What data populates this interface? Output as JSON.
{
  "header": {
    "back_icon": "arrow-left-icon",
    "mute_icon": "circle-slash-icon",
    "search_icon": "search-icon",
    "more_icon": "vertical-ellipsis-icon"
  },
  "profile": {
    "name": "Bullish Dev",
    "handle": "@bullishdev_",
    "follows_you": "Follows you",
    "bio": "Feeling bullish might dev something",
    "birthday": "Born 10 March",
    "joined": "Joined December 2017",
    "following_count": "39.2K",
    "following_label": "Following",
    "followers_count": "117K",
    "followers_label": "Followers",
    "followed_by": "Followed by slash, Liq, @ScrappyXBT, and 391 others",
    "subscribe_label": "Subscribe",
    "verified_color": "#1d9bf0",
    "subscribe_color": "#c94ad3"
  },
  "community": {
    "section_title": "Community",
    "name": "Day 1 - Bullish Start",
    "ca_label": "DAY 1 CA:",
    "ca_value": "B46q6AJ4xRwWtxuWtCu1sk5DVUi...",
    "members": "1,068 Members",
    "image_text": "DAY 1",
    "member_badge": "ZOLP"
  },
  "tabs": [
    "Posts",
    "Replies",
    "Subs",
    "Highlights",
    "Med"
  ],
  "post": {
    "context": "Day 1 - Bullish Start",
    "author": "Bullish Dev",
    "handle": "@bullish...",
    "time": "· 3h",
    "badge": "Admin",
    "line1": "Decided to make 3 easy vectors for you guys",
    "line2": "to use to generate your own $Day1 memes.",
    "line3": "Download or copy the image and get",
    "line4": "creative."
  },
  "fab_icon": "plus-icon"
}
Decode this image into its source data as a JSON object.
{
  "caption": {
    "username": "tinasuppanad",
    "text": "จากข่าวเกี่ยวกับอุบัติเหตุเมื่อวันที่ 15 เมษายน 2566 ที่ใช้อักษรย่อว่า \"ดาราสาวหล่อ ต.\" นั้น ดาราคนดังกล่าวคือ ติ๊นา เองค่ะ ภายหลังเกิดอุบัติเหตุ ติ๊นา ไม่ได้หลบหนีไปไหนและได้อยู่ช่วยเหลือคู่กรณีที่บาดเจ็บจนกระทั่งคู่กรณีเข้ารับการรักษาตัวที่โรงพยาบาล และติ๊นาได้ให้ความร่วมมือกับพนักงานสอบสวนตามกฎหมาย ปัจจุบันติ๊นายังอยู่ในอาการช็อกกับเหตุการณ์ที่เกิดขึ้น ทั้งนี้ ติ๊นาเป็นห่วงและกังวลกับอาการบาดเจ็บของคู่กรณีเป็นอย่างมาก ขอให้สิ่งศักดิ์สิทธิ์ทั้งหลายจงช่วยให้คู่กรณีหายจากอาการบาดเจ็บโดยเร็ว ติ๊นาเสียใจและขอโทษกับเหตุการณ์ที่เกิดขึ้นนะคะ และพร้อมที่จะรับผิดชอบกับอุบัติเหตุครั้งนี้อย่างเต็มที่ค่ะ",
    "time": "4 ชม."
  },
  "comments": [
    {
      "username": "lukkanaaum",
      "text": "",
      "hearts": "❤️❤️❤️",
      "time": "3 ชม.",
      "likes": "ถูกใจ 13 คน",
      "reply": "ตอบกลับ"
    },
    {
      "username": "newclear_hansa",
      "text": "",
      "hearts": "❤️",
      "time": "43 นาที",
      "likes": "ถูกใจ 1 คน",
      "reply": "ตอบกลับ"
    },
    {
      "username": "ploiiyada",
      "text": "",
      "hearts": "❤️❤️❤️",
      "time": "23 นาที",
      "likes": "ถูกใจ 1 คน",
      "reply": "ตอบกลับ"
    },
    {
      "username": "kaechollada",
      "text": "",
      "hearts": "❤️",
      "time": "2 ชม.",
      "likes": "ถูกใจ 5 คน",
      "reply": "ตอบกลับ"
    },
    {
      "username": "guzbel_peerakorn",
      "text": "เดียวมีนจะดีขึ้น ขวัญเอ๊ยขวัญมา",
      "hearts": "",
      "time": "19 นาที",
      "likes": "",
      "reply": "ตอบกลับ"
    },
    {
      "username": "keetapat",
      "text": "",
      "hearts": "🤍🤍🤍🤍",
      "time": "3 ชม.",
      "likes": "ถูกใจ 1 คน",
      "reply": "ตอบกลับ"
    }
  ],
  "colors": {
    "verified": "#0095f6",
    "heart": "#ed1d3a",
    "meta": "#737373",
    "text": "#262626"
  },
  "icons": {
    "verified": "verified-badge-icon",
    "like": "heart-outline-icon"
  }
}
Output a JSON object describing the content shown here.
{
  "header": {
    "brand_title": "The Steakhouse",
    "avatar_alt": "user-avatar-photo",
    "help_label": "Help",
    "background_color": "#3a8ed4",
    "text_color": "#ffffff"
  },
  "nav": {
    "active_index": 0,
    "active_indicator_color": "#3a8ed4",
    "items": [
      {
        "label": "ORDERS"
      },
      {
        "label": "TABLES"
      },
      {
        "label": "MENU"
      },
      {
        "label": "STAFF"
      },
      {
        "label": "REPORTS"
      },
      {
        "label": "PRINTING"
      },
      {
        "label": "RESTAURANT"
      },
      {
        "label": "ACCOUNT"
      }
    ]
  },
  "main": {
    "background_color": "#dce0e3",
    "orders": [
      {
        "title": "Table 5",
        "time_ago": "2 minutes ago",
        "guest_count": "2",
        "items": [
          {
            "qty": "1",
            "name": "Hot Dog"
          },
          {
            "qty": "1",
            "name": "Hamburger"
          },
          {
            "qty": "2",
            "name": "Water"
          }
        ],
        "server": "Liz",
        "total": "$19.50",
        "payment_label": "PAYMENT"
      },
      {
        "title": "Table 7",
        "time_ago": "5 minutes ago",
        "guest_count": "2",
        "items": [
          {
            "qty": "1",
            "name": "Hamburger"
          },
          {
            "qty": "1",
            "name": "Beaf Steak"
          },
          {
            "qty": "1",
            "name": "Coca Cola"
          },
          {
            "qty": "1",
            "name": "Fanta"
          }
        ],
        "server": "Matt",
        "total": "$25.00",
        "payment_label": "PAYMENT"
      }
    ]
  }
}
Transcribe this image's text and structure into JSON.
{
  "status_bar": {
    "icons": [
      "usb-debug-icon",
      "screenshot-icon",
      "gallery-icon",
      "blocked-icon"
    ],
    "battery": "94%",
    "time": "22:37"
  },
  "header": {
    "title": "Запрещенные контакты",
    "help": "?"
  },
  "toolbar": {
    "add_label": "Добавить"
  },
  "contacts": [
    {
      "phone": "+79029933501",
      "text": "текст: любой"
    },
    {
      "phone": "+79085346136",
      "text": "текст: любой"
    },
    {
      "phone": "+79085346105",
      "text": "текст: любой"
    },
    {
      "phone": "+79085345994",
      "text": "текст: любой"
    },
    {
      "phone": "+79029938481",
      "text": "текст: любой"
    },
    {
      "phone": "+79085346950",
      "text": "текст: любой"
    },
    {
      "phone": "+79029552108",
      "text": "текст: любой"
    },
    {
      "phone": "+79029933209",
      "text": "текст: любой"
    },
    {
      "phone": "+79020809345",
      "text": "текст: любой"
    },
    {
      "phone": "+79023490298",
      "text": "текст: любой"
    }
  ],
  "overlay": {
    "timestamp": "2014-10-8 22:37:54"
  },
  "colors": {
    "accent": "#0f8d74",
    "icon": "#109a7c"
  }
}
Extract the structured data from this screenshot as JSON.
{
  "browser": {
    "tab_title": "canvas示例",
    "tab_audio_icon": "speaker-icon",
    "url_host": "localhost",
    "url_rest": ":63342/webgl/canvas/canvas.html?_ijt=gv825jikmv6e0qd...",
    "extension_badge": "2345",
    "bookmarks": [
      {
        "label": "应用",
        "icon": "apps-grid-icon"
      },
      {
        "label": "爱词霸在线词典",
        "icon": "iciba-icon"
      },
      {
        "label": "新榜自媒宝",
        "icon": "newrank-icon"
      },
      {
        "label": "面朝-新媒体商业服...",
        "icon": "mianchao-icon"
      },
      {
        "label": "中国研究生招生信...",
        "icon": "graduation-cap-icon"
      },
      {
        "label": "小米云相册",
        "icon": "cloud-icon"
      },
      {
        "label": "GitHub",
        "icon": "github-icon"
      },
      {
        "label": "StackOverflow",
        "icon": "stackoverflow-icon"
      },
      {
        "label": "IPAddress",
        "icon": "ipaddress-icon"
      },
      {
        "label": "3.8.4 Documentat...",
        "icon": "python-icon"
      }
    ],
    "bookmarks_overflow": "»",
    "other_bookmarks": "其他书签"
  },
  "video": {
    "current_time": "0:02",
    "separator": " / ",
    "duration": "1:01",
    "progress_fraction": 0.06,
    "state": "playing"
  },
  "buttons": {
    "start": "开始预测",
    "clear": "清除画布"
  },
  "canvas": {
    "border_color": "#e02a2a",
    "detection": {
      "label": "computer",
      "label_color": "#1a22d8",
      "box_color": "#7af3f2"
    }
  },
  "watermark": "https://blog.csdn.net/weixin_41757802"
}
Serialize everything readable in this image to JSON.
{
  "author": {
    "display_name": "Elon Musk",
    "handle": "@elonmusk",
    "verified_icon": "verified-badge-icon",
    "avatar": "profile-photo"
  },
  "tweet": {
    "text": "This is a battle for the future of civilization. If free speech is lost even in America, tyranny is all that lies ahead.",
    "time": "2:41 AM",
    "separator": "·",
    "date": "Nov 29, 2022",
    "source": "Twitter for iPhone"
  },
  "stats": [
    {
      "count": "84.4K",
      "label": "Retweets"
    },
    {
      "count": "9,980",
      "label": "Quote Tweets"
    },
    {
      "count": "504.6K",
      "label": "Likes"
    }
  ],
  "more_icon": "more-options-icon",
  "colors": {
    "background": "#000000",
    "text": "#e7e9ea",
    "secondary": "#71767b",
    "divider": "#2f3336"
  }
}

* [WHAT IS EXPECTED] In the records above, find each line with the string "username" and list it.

* [FINISHED TASK]
    "username": "tinasuppanad",
      "username": "lukkanaaum",
      "username": "newclear_hansa",
      "username": "ploiiyada",
      "username": "kaechollada",
      "username": "guzbel_peerakorn",
      "username": "keetapat",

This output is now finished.